#### Exercise goal
Show all lines containing "https" from the data below.

Excerpts from a dataset
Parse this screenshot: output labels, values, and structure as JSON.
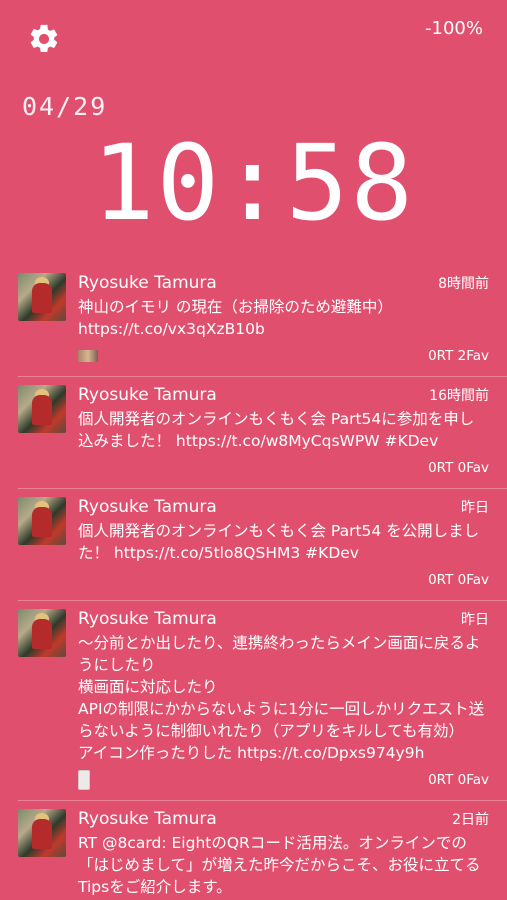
{
  "status": {
    "battery": "-100%"
  },
  "clock": {
    "date": "04/29",
    "time": "10:58"
  },
  "tweets": [
    {
      "name": "Ryosuke Tamura",
      "when": "8時間前",
      "text": "神山のイモリ の現在（お掃除のため避難中） https://t.co/vx3qXzB10b",
      "counts": "0RT 2Fav",
      "media": "photo-thumbnail"
    },
    {
      "name": "Ryosuke Tamura",
      "when": "16時間前",
      "text": "個人開発者のオンラインもくもく会 Part54に参加を申し込みました！ https://t.co/w8MyCqsWPW #KDev",
      "counts": "0RT 0Fav",
      "media": ""
    },
    {
      "name": "Ryosuke Tamura",
      "when": "昨日",
      "text": "個人開発者のオンラインもくもく会 Part54 を公開しました！ https://t.co/5tlo8QSHM3 #KDev",
      "counts": "0RT 0Fav",
      "media": ""
    },
    {
      "name": "Ryosuke Tamura",
      "when": "昨日",
      "text": "〜分前とか出したり、連携終わったらメイン画面に戻るようにしたり\n横画面に対応したり\nAPIの制限にかからないように1分に一回しかリクエスト送らないように制御いれたり（アプリをキルしても有効）\nアイコン作ったりした https://t.co/Dpxs974y9h",
      "counts": "0RT 0Fav",
      "media": "phone-thumbnail"
    },
    {
      "name": "Ryosuke Tamura",
      "when": "2日前",
      "text": "RT @8card: EightのQRコード活用法。オンラインでの「はじめまして」が増えた昨今だからこそ、お役に立てるTipsをご紹介します。",
      "counts": "",
      "media": ""
    }
  ]
}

#### Exercise answer
      "text": "神山のイモリ の現在（お掃除のため避難中） https://t.co/vx3qXzB10b",
      "text": "個人開発者のオンラインもくもく会 Part54に参加を申し込みました！ https://t.co/w8MyCqsWPW #KDev",
      "text": "個人開発者のオンラインもくもく会 Part54 を公開しました！ https://t.co/5tlo8QSHM3 #KDev",
      "text": "〜分前とか出したり、連携終わったらメイン画面に戻るようにしたり\n横画面に対応したり\nAPIの制限にかからないように1分に一回しかリクエスト送らないように制御いれたり（アプリをキルしても有効）\nアイコン作ったりした https://t.co/Dpxs974y9h",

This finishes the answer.